Your reply should hold only the lines from the records below where "Cons" occurs.

------------------------

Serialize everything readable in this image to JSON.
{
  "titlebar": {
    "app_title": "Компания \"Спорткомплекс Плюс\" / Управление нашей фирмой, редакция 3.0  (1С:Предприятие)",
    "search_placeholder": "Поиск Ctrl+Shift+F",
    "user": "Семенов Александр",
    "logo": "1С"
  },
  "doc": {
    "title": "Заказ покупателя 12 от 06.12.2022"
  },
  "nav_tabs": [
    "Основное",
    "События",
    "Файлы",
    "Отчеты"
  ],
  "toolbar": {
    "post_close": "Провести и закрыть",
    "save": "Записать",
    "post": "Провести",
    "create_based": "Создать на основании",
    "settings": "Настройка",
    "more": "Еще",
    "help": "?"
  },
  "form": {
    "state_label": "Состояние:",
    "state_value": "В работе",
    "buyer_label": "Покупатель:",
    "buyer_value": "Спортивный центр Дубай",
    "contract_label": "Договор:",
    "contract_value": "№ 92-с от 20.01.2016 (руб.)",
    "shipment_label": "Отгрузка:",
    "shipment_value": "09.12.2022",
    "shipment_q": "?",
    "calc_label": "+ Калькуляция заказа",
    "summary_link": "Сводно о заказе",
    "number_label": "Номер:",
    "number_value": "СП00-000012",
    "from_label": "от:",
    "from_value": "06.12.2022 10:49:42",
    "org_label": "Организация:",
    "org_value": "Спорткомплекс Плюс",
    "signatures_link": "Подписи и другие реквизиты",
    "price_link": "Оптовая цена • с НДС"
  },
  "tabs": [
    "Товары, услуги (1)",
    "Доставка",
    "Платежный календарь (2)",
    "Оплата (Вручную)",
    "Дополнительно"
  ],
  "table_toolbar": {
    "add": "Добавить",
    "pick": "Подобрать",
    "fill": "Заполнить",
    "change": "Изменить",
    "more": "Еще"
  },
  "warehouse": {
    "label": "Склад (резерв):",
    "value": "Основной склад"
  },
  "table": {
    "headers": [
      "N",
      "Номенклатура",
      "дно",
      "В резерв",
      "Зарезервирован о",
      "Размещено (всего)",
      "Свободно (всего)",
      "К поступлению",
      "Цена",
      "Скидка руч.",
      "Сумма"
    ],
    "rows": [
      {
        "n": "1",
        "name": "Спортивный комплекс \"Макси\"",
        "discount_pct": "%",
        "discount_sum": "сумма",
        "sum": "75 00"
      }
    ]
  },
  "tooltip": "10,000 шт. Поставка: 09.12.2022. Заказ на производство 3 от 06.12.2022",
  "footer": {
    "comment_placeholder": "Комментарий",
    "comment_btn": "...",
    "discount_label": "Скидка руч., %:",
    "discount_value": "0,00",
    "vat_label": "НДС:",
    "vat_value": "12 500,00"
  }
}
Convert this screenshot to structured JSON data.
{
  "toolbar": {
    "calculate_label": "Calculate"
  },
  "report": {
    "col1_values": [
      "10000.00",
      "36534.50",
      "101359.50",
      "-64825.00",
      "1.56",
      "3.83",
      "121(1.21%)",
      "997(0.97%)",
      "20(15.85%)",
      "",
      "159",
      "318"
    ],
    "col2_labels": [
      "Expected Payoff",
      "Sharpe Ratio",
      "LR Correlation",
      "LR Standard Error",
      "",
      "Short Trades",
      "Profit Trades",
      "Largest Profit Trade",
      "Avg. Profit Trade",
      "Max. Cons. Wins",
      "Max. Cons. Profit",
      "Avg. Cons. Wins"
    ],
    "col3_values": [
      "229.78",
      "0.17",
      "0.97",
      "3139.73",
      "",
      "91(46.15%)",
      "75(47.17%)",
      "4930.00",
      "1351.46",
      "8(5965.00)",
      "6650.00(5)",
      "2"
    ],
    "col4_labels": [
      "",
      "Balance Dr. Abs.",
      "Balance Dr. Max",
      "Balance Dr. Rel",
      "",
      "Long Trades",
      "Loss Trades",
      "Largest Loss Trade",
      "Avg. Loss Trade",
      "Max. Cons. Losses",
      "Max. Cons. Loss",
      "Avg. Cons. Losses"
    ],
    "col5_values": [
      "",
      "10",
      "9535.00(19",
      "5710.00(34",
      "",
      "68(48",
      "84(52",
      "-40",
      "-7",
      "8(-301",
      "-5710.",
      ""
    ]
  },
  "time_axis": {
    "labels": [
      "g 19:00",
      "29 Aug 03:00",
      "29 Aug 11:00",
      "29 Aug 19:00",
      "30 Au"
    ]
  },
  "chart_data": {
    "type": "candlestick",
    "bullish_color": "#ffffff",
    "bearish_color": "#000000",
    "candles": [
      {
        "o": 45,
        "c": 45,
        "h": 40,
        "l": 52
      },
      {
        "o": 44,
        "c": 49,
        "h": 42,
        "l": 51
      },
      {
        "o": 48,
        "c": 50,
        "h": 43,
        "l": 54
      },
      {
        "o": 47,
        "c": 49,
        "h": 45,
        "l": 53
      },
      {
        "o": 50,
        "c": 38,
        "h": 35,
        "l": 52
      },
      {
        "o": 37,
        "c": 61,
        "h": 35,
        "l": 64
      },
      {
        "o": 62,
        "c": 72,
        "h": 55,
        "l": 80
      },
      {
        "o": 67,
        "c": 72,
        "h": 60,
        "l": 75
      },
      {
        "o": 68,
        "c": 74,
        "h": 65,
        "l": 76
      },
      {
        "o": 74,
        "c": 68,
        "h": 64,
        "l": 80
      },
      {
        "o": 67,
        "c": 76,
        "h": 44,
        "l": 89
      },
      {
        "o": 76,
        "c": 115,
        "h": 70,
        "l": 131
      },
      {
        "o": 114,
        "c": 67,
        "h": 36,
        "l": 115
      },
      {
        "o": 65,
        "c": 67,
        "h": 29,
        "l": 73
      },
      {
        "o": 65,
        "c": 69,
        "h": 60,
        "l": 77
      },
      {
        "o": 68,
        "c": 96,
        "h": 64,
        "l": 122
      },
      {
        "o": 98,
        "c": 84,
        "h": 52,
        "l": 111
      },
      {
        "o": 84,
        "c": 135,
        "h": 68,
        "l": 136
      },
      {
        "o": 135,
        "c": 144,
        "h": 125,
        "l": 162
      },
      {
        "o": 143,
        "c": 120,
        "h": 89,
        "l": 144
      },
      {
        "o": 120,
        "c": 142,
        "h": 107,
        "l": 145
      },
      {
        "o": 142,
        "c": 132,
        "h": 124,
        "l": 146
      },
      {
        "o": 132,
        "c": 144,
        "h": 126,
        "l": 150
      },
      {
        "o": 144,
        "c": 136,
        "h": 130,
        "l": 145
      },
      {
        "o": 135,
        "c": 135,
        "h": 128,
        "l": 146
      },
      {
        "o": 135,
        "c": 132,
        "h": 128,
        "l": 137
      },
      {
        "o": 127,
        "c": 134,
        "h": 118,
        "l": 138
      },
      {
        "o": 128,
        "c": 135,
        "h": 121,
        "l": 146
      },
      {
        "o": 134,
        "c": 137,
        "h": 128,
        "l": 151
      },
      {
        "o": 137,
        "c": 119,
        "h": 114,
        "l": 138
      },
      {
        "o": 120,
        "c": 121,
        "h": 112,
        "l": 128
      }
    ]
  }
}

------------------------

_Answer space_:
      "Max. Cons. Wins",
      "Max. Cons. Profit",
      "Avg. Cons. Wins"
      "Max. Cons. Losses",
      "Max. Cons. Loss",
      "Avg. Cons. Losses"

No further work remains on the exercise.